WHAT NEEDS TO BE DONE -
All of the data below must be repeated exactly.

MATERIAL FOR THE TASK -
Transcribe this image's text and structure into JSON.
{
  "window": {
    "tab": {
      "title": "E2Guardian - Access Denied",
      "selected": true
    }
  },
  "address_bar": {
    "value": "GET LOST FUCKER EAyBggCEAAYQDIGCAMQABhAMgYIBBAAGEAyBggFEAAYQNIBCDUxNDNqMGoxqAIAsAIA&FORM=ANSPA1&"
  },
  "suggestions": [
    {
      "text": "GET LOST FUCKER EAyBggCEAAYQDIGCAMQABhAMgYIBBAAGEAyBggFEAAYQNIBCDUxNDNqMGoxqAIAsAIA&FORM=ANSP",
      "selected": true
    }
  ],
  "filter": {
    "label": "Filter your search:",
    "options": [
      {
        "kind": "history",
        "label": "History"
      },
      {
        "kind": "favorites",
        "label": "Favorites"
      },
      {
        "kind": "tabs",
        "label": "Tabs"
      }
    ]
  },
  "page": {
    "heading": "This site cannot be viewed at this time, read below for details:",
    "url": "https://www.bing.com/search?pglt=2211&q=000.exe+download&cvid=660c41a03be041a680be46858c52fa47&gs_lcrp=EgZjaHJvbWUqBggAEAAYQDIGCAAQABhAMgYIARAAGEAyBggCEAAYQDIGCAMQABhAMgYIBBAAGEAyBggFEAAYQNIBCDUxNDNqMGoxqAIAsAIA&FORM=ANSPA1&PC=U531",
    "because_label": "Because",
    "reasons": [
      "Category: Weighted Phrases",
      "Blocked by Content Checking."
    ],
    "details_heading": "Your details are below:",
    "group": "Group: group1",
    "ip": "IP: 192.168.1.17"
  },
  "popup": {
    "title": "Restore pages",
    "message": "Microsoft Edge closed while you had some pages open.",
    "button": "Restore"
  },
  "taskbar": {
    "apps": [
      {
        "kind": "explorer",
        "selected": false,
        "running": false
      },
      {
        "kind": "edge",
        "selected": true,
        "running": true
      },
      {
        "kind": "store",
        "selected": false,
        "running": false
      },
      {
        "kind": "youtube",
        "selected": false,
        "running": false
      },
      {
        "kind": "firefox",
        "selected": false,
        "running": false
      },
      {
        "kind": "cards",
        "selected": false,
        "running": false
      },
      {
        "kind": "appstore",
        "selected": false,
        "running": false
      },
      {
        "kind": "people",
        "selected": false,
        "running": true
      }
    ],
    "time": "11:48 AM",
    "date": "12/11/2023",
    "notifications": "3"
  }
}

RESULT BELOW -
Transcribe this image's text and structure into JSON.
{
  "window": {
    "tab": {
      "title": "E2Guardian - Access Denied",
      "selected": true
    }
  },
  "address_bar": {
    "value": "GET LOST FUCKER EAyBggCEAAYQDIGCAMQABhAMgYIBBAAGEAyBggFEAAYQNIBCDUxNDNqMGoxqAIAsAIA&FORM=ANSPA1&"
  },
  "suggestions": [
    {
      "text": "GET LOST FUCKER EAyBggCEAAYQDIGCAMQABhAMgYIBBAAGEAyBggFEAAYQNIBCDUxNDNqMGoxqAIAsAIA&FORM=ANSP",
      "selected": true
    }
  ],
  "filter": {
    "label": "Filter your search:",
    "options": [
      {
        "kind": "history",
        "label": "History"
      },
      {
        "kind": "favorites",
        "label": "Favorites"
      },
      {
        "kind": "tabs",
        "label": "Tabs"
      }
    ]
  },
  "page": {
    "heading": "This site cannot be viewed at this time, read below for details:",
    "url": "https://www.bing.com/search?pglt=2211&q=000.exe+download&cvid=660c41a03be041a680be46858c52fa47&gs_lcrp=EgZjaHJvbWUqBggAEAAYQDIGCAAQABhAMgYIARAAGEAyBggCEAAYQDIGCAMQABhAMgYIBBAAGEAyBggFEAAYQNIBCDUxNDNqMGoxqAIAsAIA&FORM=ANSPA1&PC=U531",
    "because_label": "Because",
    "reasons": [
      "Category: Weighted Phrases",
      "Blocked by Content Checking."
    ],
    "details_heading": "Your details are below:",
    "group": "Group: group1",
    "ip": "IP: 192.168.1.17"
  },
  "popup": {
    "title": "Restore pages",
    "message": "Microsoft Edge closed while you had some pages open.",
    "button": "Restore"
  },
  "taskbar": {
    "apps": [
      {
        "kind": "explorer",
        "selected": false,
        "running": false
      },
      {
        "kind": "edge",
        "selected": true,
        "running": true
      },
      {
        "kind": "store",
        "selected": false,
        "running": false
      },
      {
        "kind": "youtube",
        "selected": false,
        "running": false
      },
      {
        "kind": "firefox",
        "selected": false,
        "running": false
      },
      {
        "kind": "cards",
        "selected": false,
        "running": false
      },
      {
        "kind": "appstore",
        "selected": false,
        "running": false
      },
      {
        "kind": "people",
        "selected": false,
        "running": true
      }
    ],
    "time": "11:48 AM",
    "date": "12/11/2023",
    "notifications": "3"
  }
}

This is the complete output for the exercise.